### Data in this exercise
__________________________________________________

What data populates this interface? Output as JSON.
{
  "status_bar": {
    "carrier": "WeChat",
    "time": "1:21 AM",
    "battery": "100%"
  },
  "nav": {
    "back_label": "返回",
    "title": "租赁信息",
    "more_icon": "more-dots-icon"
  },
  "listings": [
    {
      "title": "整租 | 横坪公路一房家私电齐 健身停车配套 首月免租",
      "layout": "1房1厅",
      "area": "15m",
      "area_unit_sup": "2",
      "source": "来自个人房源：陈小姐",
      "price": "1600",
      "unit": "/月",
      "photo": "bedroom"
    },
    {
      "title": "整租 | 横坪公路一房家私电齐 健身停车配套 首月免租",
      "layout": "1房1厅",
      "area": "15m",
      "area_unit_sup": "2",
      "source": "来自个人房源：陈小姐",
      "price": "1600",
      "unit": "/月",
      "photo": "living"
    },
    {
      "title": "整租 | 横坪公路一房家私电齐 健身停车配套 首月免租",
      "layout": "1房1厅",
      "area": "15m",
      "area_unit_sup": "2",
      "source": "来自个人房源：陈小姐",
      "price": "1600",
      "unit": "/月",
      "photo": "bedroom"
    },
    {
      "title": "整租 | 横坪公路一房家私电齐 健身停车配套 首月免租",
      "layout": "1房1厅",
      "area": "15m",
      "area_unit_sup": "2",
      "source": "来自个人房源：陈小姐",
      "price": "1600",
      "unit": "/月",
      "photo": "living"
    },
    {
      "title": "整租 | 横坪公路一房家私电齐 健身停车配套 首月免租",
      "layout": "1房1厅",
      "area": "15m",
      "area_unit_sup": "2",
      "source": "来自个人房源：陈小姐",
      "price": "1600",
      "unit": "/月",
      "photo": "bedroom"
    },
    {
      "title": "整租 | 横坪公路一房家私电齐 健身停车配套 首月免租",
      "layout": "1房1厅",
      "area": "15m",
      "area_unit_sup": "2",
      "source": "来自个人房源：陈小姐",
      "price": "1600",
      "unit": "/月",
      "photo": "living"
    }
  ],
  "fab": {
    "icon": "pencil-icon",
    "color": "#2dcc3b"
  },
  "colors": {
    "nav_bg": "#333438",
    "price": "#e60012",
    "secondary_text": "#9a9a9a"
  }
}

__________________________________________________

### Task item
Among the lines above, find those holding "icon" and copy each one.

### Exercise answer
    "more_icon": "more-dots-icon"
    "icon": "pencil-icon",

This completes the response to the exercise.